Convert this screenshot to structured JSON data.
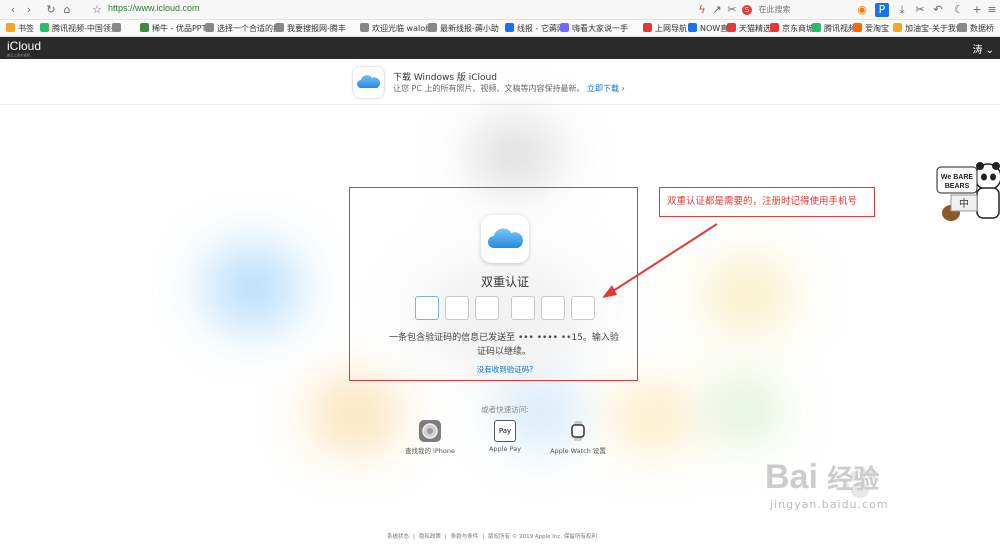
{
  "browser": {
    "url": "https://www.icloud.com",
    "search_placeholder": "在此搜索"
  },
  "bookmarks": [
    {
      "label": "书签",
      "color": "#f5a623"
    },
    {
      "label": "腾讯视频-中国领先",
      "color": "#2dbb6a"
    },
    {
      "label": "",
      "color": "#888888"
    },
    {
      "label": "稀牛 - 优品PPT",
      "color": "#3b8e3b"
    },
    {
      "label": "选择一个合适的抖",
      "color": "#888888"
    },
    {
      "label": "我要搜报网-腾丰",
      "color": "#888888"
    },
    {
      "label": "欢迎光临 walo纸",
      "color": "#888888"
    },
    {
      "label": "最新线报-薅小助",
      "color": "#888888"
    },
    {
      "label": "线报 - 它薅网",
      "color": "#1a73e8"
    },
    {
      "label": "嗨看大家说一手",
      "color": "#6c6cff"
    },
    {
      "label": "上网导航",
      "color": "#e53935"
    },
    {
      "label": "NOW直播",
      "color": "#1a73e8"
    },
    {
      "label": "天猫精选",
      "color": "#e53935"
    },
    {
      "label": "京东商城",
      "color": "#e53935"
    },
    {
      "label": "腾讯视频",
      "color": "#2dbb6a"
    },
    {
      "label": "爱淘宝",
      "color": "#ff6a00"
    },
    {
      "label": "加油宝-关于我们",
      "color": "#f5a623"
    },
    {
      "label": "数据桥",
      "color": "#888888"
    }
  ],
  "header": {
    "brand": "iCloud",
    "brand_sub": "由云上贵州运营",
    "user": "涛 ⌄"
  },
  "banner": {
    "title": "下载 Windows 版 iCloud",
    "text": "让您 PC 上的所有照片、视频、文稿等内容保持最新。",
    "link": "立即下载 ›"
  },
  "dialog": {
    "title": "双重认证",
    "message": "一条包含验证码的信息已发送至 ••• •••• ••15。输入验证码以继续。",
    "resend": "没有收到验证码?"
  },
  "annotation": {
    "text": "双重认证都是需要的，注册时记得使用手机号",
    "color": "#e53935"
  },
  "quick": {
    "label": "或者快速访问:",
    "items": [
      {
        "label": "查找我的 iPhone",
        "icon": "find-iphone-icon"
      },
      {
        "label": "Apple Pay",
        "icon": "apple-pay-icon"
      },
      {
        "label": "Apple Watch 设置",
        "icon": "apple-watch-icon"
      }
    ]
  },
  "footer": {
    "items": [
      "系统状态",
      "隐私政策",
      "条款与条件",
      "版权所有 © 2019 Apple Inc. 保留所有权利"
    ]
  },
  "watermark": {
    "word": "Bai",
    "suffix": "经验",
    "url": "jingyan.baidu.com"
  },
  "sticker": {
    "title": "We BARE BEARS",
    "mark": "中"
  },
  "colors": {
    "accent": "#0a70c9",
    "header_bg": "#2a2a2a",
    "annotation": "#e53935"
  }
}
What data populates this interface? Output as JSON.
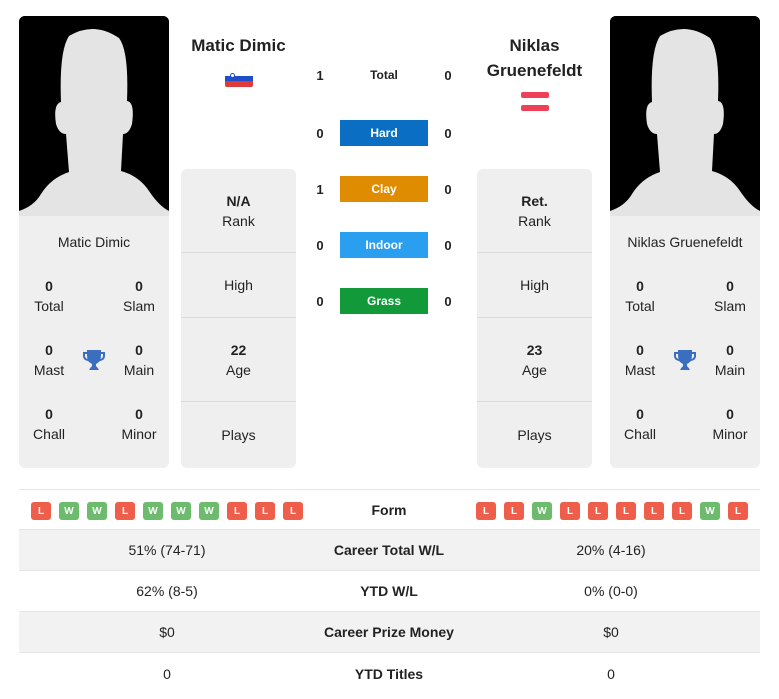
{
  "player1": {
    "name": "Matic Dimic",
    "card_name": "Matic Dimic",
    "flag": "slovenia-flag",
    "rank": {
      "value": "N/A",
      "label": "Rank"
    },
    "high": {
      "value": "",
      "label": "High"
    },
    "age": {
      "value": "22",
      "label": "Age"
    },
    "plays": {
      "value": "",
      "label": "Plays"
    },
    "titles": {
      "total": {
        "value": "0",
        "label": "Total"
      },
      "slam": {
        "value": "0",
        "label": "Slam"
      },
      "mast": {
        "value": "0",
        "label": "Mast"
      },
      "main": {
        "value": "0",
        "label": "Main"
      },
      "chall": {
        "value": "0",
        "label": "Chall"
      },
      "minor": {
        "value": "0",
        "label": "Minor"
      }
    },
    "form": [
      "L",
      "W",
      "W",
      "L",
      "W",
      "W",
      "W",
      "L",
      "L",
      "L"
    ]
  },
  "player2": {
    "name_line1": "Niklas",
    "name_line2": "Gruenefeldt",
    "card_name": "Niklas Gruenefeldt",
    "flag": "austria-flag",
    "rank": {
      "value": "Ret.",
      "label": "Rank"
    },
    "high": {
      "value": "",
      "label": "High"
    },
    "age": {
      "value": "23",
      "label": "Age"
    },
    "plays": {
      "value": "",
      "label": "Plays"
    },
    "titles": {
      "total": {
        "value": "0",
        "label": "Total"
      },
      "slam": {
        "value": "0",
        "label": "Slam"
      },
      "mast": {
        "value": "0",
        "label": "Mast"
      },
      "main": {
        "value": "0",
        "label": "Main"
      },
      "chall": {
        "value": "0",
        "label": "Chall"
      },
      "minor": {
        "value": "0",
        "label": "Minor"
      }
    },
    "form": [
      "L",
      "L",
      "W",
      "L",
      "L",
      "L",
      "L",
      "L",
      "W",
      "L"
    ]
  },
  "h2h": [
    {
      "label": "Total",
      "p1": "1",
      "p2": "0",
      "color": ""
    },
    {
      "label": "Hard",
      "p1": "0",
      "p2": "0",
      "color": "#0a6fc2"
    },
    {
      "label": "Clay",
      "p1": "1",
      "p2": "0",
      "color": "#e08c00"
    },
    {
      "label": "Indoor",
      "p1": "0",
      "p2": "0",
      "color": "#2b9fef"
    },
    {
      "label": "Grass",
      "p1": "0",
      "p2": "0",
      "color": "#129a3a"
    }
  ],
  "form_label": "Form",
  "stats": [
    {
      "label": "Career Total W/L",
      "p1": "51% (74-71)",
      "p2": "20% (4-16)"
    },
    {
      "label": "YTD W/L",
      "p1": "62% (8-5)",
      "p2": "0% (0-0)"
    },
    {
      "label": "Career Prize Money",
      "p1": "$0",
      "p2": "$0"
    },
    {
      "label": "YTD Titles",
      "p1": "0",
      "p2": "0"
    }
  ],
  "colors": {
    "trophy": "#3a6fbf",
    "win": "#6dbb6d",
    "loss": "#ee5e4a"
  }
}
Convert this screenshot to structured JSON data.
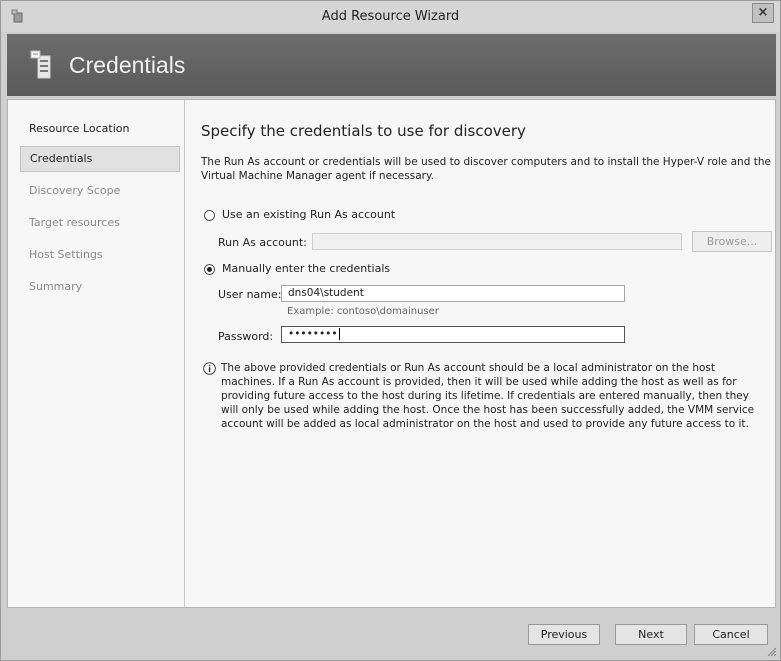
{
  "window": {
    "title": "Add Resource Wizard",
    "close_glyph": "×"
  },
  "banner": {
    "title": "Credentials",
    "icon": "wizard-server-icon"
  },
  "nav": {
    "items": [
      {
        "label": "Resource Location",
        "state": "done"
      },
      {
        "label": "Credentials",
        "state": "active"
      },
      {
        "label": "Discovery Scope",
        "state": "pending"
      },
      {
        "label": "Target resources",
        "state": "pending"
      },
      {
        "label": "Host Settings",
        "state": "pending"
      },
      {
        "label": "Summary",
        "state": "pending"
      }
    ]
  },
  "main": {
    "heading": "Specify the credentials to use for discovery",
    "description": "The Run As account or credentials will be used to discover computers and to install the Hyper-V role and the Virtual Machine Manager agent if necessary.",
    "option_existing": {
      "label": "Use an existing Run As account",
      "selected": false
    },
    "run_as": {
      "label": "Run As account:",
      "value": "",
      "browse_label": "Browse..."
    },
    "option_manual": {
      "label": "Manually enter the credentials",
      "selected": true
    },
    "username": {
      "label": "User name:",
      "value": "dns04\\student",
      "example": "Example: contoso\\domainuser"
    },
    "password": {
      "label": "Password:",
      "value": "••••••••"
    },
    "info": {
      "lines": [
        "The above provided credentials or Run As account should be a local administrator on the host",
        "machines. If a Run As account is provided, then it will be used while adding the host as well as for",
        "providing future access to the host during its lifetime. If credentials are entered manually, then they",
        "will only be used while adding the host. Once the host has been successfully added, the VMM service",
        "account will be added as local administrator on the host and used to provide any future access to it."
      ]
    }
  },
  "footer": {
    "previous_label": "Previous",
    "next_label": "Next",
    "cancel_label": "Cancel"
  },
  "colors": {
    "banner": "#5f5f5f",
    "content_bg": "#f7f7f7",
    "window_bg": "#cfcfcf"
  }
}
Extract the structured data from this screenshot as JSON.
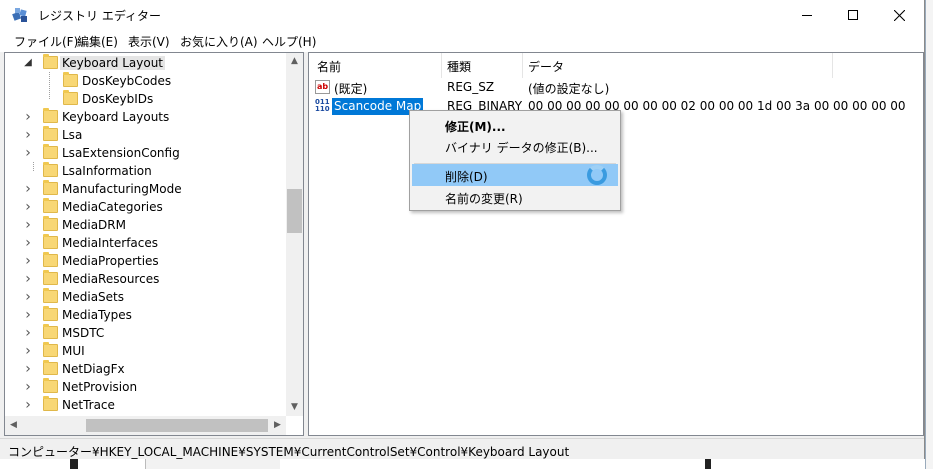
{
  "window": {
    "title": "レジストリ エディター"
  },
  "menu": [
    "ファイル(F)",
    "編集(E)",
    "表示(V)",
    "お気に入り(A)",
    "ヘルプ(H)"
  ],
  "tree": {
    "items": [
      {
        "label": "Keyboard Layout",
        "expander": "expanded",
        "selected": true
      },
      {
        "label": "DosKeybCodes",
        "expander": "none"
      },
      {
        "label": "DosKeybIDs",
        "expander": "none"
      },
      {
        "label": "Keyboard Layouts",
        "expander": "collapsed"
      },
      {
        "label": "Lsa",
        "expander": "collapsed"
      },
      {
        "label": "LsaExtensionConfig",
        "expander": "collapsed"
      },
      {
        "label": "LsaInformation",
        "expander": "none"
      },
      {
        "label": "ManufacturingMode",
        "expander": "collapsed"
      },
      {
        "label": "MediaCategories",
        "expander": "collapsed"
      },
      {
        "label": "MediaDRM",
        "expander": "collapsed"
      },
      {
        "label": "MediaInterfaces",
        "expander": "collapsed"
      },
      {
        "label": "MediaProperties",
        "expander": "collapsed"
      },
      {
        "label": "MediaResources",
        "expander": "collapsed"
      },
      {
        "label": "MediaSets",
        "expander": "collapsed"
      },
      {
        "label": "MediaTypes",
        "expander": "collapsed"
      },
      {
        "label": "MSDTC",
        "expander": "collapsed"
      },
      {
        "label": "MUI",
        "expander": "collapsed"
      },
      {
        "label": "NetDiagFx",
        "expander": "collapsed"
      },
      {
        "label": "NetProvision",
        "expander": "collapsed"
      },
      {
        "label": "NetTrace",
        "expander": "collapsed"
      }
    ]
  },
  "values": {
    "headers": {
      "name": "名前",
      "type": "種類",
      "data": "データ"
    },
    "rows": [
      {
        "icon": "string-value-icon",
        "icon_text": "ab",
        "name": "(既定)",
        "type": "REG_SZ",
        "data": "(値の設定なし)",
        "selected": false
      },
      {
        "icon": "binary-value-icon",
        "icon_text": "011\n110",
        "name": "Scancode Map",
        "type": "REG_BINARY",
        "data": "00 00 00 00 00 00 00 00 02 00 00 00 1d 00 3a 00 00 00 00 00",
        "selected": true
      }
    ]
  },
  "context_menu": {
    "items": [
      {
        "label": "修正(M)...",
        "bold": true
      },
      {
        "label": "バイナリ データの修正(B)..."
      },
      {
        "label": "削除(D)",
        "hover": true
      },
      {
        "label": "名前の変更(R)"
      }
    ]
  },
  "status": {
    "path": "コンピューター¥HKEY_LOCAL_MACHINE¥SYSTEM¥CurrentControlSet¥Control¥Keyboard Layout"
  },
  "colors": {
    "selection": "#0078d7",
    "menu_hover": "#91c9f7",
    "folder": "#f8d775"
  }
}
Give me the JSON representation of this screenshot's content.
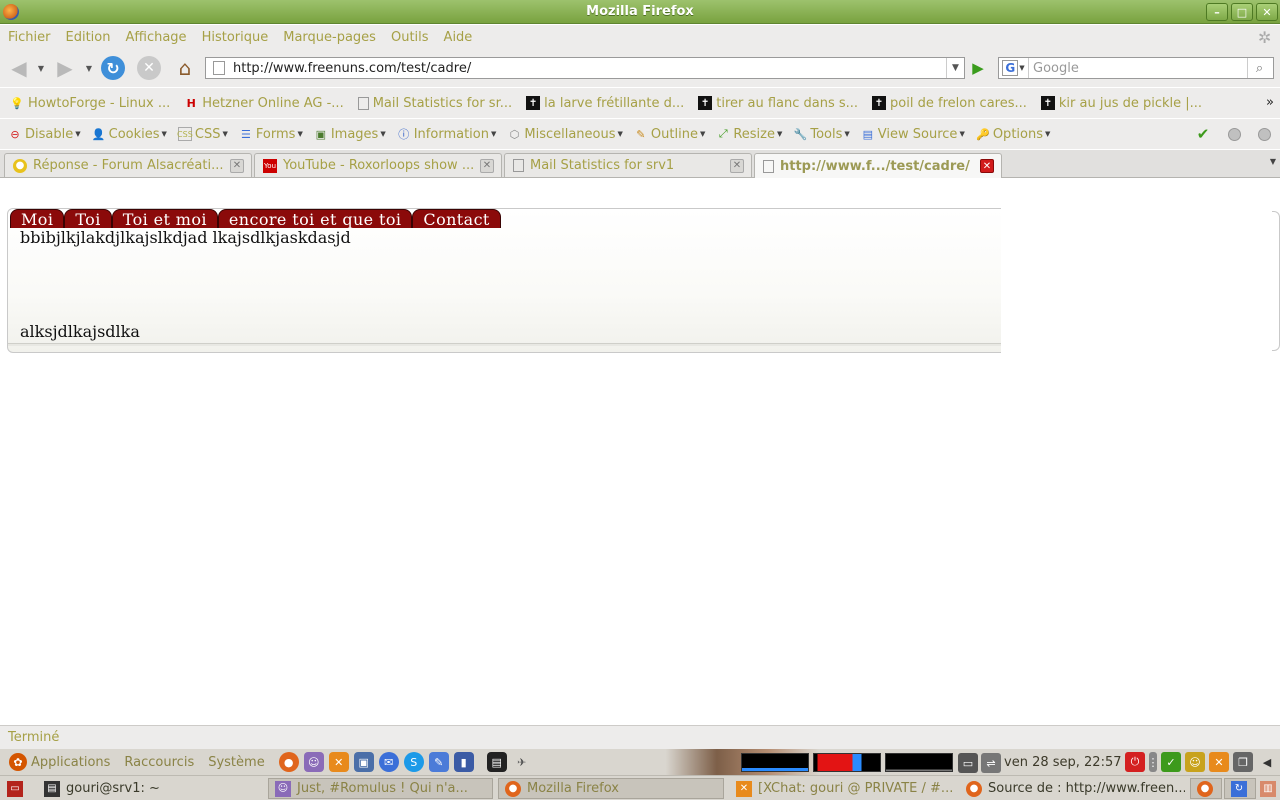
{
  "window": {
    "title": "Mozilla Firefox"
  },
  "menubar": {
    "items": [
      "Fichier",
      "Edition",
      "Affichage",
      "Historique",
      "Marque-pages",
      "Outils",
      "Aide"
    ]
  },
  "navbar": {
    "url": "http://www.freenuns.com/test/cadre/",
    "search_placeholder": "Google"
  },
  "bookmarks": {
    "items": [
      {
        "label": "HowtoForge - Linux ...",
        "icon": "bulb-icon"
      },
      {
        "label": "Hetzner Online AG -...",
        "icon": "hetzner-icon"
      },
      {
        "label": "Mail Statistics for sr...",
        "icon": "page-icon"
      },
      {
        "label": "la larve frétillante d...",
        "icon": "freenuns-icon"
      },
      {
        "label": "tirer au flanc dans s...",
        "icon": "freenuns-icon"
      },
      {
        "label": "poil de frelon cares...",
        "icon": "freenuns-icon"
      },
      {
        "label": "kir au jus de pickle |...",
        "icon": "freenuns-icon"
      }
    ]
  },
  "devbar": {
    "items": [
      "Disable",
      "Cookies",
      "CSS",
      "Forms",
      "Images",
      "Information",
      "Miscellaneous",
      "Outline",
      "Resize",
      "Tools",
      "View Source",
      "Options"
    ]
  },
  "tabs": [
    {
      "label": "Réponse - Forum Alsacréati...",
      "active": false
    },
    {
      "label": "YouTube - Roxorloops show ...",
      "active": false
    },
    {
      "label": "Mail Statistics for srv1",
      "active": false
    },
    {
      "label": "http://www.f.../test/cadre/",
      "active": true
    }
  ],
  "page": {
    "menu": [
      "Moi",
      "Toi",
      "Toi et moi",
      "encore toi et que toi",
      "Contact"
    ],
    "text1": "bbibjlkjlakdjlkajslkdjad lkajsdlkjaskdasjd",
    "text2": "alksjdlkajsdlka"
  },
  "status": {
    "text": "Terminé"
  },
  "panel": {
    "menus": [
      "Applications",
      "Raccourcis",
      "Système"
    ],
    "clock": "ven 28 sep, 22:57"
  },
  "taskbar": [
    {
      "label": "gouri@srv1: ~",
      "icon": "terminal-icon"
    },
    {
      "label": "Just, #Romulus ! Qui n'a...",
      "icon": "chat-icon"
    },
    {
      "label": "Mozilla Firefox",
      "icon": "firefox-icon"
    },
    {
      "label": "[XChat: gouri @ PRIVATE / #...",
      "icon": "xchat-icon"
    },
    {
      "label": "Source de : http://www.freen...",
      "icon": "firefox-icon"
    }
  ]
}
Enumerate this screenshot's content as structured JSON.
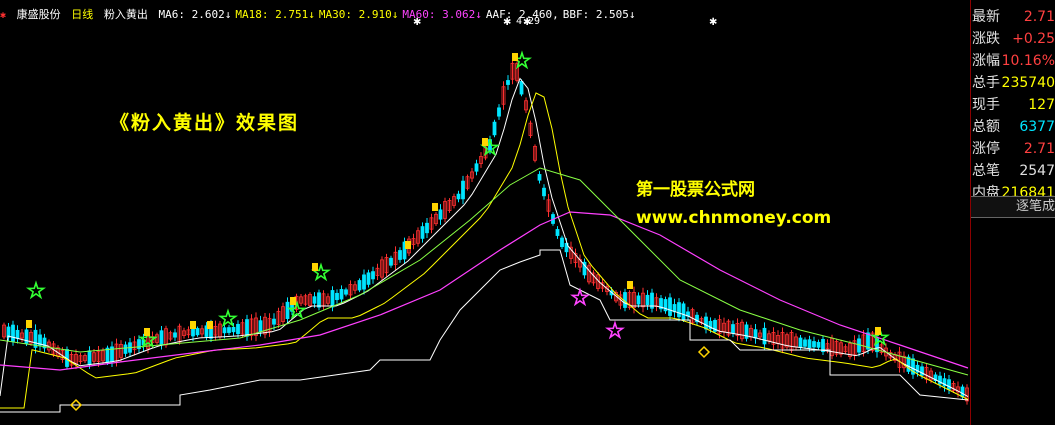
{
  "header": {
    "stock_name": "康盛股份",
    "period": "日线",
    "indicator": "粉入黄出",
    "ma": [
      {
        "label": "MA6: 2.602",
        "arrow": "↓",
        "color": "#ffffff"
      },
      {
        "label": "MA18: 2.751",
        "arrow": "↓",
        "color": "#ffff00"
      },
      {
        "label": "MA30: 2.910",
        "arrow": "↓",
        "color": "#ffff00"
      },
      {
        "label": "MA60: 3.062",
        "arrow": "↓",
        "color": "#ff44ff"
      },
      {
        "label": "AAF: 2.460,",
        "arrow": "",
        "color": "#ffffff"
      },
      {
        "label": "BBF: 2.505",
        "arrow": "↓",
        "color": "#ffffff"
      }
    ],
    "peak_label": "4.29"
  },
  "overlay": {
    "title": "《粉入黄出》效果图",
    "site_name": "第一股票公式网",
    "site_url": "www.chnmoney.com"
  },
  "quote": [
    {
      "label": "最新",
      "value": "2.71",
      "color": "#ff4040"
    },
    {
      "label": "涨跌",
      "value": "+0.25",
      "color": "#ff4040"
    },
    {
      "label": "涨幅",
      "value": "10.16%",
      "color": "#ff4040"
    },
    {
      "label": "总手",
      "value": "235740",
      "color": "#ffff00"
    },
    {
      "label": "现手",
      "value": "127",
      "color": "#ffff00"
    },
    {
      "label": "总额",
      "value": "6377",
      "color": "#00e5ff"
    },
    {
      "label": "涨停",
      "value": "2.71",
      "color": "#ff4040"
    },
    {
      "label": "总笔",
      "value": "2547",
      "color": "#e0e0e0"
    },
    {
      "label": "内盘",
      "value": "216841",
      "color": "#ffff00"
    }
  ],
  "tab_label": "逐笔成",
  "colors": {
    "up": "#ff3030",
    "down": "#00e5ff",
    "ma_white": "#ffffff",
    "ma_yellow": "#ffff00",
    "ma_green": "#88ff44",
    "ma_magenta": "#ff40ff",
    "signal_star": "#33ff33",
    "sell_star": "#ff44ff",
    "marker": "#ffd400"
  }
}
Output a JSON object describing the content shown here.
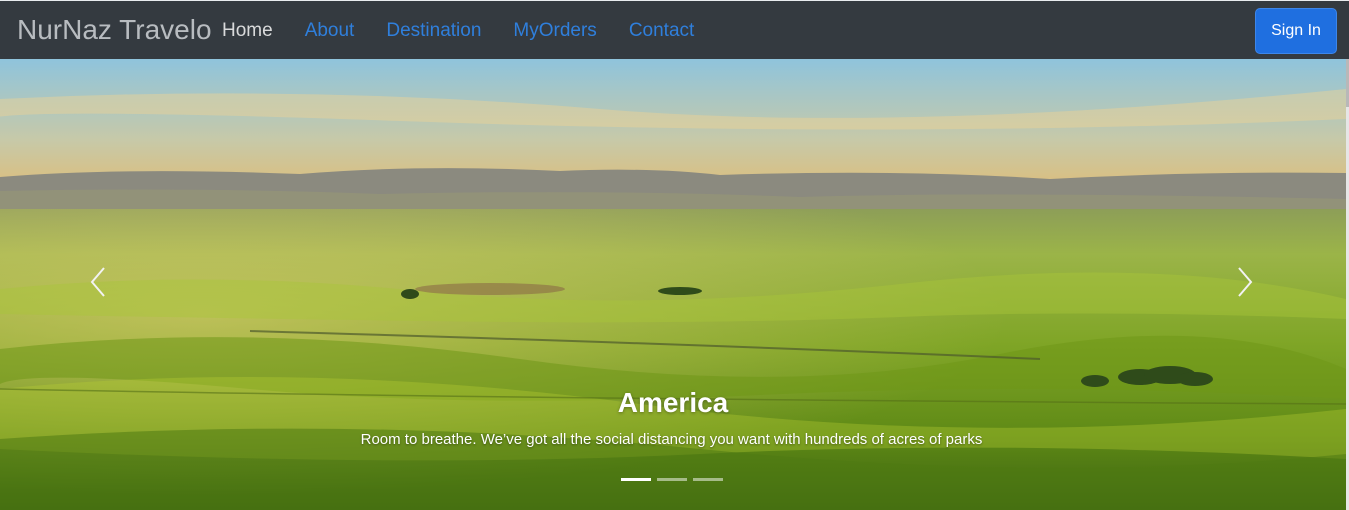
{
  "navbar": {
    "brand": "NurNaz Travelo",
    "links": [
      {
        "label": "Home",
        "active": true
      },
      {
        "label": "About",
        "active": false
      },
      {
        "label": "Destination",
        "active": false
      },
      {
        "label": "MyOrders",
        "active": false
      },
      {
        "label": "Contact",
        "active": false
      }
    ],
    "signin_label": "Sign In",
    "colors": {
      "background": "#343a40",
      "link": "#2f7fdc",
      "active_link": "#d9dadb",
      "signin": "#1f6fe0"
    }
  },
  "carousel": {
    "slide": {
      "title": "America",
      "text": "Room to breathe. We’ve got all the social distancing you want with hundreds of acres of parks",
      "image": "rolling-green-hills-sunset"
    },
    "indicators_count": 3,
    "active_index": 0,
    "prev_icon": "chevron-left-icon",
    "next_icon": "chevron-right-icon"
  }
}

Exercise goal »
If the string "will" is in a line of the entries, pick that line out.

Solution »
    "description": "The Run As account or credentials will be used to discover computers and to install the Hyper-V role and the Virtual Machine Manager agent if necessary.",
        "machines. If a Run As account is provided, then it will be used while adding the host as well as for",
        "will only be used while adding the host. Once the host has been successfully added, the VMM service",
        "account will be added as local administrator on the host and used to provide any future access to it."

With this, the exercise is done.